As another reversal of the expected, my social worker friend noted that some of her most profound professional insights had come to her not from mature adults with experience of life, but via children and so-called “simple” folk. Out of the mouths of babes and sucklings, you might say.
A DIFFERENT kind of nahafochu persists in intriguing me, I confessed to this friend. Only I wonder if it can be attained.
“You know how beneficial it is for people to feel gratitude for all the good things they have – in other words, to be able to count their blessings? It makes for a far more contented life.
“So,” I continued, “do you think we humans could cultivate a parallel ability to feel grateful in a real and ongoing sense for what we don’t have – such as, for example, pain, a problematic child, job or marriage, or some other negative sensation or situation? Could we learn to appreciate the lack of something like that, and feel constantly blessed for it?”
The question occupied me since I had that same day suddenly developed a jabbing pain in the side of my knee.

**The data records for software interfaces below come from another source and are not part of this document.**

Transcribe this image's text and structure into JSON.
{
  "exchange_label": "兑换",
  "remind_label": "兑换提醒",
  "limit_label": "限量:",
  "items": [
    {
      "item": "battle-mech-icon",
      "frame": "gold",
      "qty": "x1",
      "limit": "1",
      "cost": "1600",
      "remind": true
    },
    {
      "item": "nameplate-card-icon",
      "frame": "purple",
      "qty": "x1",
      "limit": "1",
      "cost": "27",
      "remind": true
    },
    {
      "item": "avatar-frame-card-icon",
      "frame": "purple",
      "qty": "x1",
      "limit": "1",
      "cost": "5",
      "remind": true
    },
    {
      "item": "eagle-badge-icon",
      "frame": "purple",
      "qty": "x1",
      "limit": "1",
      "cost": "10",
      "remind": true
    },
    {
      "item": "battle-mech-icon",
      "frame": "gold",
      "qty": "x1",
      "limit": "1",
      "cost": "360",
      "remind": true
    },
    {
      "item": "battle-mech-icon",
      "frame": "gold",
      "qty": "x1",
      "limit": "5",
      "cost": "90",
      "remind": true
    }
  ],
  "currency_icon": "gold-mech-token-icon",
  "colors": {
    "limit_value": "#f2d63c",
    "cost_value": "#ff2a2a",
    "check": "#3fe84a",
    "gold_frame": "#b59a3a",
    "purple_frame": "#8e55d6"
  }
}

As I nevertheless went about town doing errands, this physical inconvenience brought home to me what a truly wonderful and carefree thing it is to be painfree.
Then, as suddenly as it had come, the pain disappeared – and with it, my appreciation of painlessness. Back to normal, I simply took that normality for granted and didn’t regard it as anything special.

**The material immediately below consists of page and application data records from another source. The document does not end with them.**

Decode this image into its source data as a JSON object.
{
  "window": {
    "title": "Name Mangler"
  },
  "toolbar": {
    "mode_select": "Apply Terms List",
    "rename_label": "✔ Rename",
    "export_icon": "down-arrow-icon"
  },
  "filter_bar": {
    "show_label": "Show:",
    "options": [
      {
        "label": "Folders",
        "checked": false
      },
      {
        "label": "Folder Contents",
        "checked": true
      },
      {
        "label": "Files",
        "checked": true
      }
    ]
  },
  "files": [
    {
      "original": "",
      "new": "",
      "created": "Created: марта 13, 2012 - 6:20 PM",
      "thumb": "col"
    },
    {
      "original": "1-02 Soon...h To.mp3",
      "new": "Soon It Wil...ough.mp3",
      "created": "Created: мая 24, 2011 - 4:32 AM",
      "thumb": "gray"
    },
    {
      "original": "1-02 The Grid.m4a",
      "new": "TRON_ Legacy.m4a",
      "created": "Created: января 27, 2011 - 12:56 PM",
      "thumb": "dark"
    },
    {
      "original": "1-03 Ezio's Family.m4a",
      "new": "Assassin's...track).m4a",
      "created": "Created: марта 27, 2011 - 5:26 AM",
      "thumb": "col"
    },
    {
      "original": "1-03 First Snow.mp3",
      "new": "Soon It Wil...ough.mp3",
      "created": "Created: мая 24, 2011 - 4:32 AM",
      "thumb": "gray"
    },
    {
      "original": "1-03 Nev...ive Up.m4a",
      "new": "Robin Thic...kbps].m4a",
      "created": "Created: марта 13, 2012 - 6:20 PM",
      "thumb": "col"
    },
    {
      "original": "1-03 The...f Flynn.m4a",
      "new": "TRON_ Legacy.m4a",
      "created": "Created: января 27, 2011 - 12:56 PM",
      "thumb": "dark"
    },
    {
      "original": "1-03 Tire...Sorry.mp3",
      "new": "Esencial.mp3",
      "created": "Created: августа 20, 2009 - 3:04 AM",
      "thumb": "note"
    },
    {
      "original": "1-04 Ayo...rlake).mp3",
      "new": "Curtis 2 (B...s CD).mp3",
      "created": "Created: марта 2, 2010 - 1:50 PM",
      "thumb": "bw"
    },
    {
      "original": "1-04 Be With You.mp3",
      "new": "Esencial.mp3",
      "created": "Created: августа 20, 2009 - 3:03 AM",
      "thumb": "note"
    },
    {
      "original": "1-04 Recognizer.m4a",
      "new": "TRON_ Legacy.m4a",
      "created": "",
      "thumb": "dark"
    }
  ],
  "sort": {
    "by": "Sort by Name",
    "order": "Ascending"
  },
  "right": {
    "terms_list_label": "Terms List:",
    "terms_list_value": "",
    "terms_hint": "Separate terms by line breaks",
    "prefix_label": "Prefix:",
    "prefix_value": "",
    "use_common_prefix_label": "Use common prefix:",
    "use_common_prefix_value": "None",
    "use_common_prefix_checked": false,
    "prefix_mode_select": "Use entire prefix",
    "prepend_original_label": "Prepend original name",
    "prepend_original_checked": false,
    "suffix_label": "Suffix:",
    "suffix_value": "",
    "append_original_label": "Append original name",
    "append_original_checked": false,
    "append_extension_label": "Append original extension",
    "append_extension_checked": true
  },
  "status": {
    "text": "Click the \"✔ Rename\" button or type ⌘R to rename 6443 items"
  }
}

“It is, surely, superhuman to expect people to be grateful for things that don’t exist,” my friend remarked. “Yet all it takes to be reminded of pain and suffering is five minutes in the hospital.”
“Yes,” I agreed, “but when a healthy person walks out of the hospital, he will continue taking his good health for granted – until, God forbid, he loses it.”
I’m thinking of pasting up a little reminder – inside my clothes closest, for example – of the practice attributed to Rabbi Nahman of Breslov, who reportedly sent a disciple to “talk to his limbs” and thank them daily for the great job they were doing in keeping him upright and functioning.
NOW THAT I think of it… I do remember one instance of someone who was heartily and continuously grateful for something she didn’t have.
A journalist colleague of mine several years ago confided that she kept a list of all the men she was glad she wasn’t married to.
“When I feel depressed,” she told me, “I take out that list and read it. It cheers me up at once.”